If your idea of the archetypal Australian family is The Sullivans or the Bishops of Ramsay Street, wait until you get a load of the Codys. This Melbourne criminal clan (based on a real family, apparently) is characterised by the nefarious activities of three brothers, one more disreputable than the next. There's Pope (Mendehlson), the eldest and most notorious; Craig (Stapleton), the middle and nerviest; and Darren (Ford), the youngest and weakest of the trio. Though it's the sons who perpetrate all of the violence and handle all the drug deals, this dysfunctional family is ruled over with a rod of iron by the indefatigable matriarch Smurf (Weaver), a Ma Barker type figure with a Machiavellian approach to life that would put Lucrezia Borgia to shame.

Into this animal kingdom of brute males and an alpha female comes grandson Josh (Frecheville), a brooding teen whose mother overdoses at the beginning of the film leaving him to be raised in the bosom of the Cody clan. The movie unfolds through Josh's eyes and, as the police net tightens, the youngster is left to face some stark decisions about his own and his family's future.

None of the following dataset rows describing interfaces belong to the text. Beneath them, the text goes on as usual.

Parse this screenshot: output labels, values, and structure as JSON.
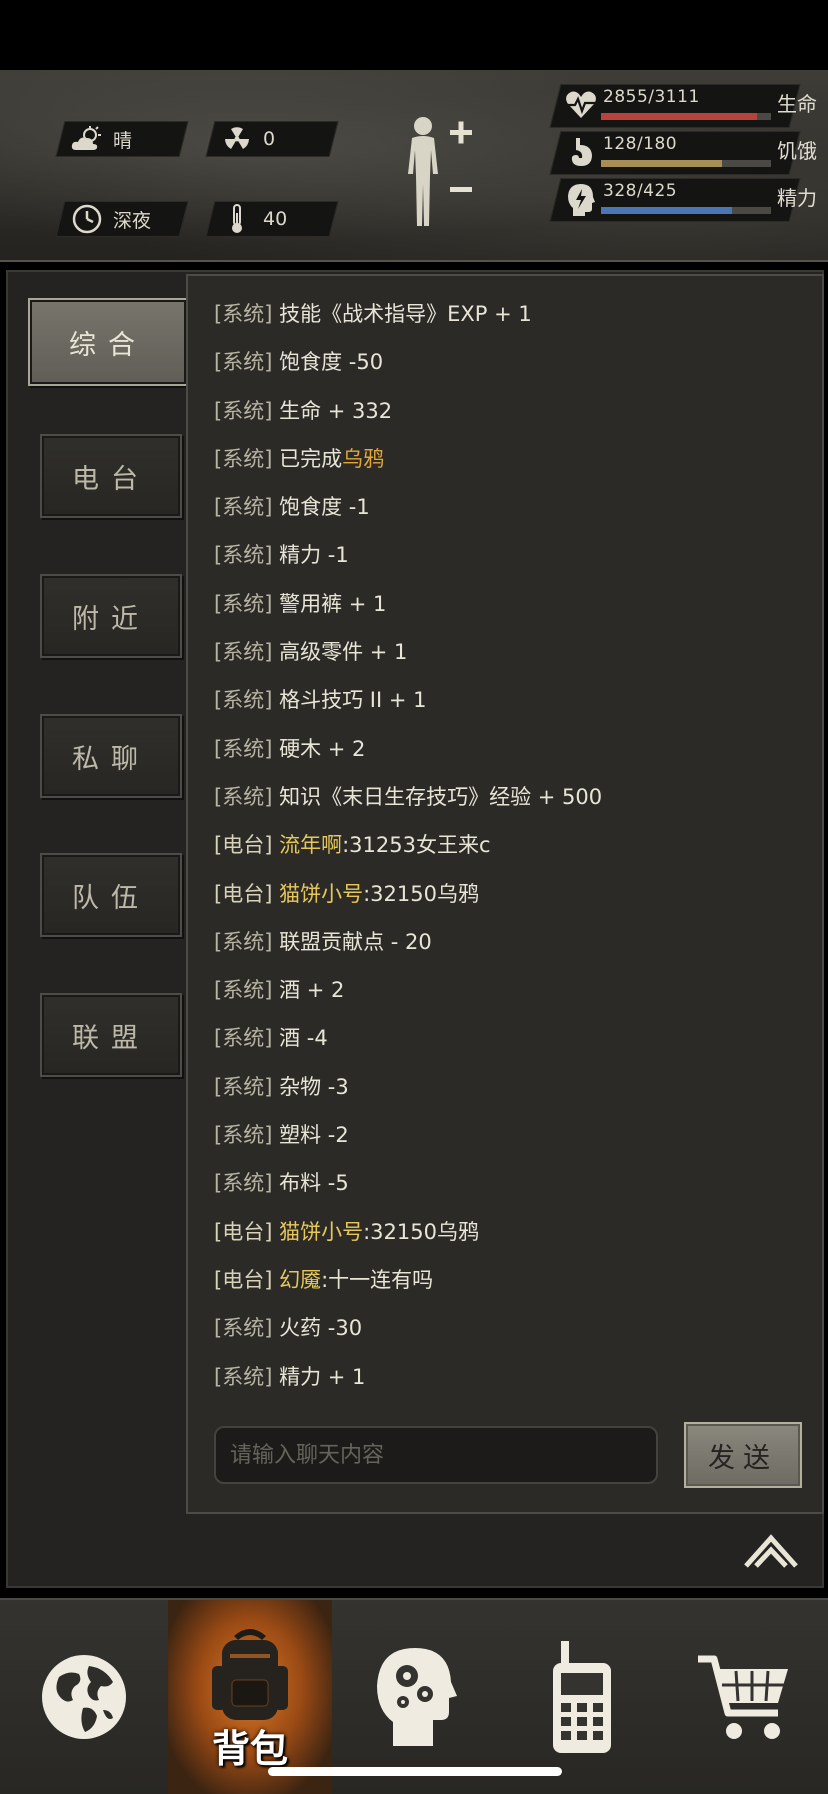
{
  "header": {
    "weather": "晴",
    "radiation": "0",
    "time_of_day": "深夜",
    "temperature": "40",
    "vitals": [
      {
        "value": "2855/3111",
        "label": "生命",
        "fill": 0.918,
        "color": "#b8433b",
        "icon": "heart-pulse-icon"
      },
      {
        "value": "128/180",
        "label": "饥饿",
        "fill": 0.711,
        "color": "#a88d55",
        "icon": "stomach-icon"
      },
      {
        "value": "328/425",
        "label": "精力",
        "fill": 0.772,
        "color": "#4a76b5",
        "icon": "energy-head-icon"
      }
    ],
    "body_icon": "body-figure-icon"
  },
  "tabs": [
    {
      "label": "综合",
      "active": true
    },
    {
      "label": "电台",
      "active": false
    },
    {
      "label": "附近",
      "active": false
    },
    {
      "label": "私聊",
      "active": false
    },
    {
      "label": "队伍",
      "active": false
    },
    {
      "label": "联盟",
      "active": false
    }
  ],
  "chat": {
    "messages": [
      {
        "type": "system",
        "tag": "[系统]",
        "text": "技能《战术指导》EXP + 1"
      },
      {
        "type": "system",
        "tag": "[系统]",
        "text": "饱食度 -50"
      },
      {
        "type": "system",
        "tag": "[系统]",
        "text": "生命 + 332"
      },
      {
        "type": "system",
        "tag": "[系统]",
        "text": "已完成",
        "highlight": "乌鸦"
      },
      {
        "type": "system",
        "tag": "[系统]",
        "text": "饱食度 -1"
      },
      {
        "type": "system",
        "tag": "[系统]",
        "text": "精力 -1"
      },
      {
        "type": "system",
        "tag": "[系统]",
        "text": "警用裤 + 1"
      },
      {
        "type": "system",
        "tag": "[系统]",
        "text": "高级零件 + 1"
      },
      {
        "type": "system",
        "tag": "[系统]",
        "text": "格斗技巧 II + 1"
      },
      {
        "type": "system",
        "tag": "[系统]",
        "text": "硬木 + 2"
      },
      {
        "type": "system",
        "tag": "[系统]",
        "text": "知识《末日生存技巧》经验 + 500"
      },
      {
        "type": "radio",
        "tag": "[电台]",
        "name": "流年啊",
        "text": ":31253女王来c"
      },
      {
        "type": "radio",
        "tag": "[电台]",
        "name": "猫饼小号",
        "text": ":32150乌鸦"
      },
      {
        "type": "system",
        "tag": "[系统]",
        "text": "联盟贡献点 - 20"
      },
      {
        "type": "system",
        "tag": "[系统]",
        "text": "酒 + 2"
      },
      {
        "type": "system",
        "tag": "[系统]",
        "text": "酒 -4"
      },
      {
        "type": "system",
        "tag": "[系统]",
        "text": "杂物 -3"
      },
      {
        "type": "system",
        "tag": "[系统]",
        "text": "塑料 -2"
      },
      {
        "type": "system",
        "tag": "[系统]",
        "text": "布料 -5"
      },
      {
        "type": "radio",
        "tag": "[电台]",
        "name": "猫饼小号",
        "text": ":32150乌鸦"
      },
      {
        "type": "radio",
        "tag": "[电台]",
        "name": "幻魇",
        "text": ":十一连有吗"
      },
      {
        "type": "system",
        "tag": "[系统]",
        "text": "火药 -30"
      },
      {
        "type": "system",
        "tag": "[系统]",
        "text": "精力 + 1"
      }
    ],
    "input_placeholder": "请输入聊天内容",
    "send_label": "发送"
  },
  "bottom_nav": [
    {
      "icon": "globe-icon",
      "label": "",
      "active": false
    },
    {
      "icon": "backpack-icon",
      "label": "背包",
      "active": true
    },
    {
      "icon": "head-gears-icon",
      "label": "",
      "active": false
    },
    {
      "icon": "radio-phone-icon",
      "label": "",
      "active": false
    },
    {
      "icon": "shopping-cart-icon",
      "label": "",
      "active": false
    }
  ]
}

Though crime dramas are ten-a-penny and criminal families are no strangers to the screen, writer-director Michod (making a hugely impressive debut behind the camera) fashions a powerful, searing narrative that keeps the audience on its toes through smart plotting and unexpected explosions of violence. In this regard, he is well served by a raft of strong performers, notably Guy Pearce as the detective who believes Josh is the key to bringing down the family; Mendehlson as the coiled-up brother capable of doing anything at any given moment and, best of all, the Oscar-nominated Weaver as the mom with the bottle-blonde hair and black heart.

The Aussies have produced some cracking crime dramas over the years, including 'Romper Stomper' (1992), 'Chopper' (2000) and 'The Hard Word' (2002). 'Animal Kingdom' is the pick of the bunch.

Michael Doherty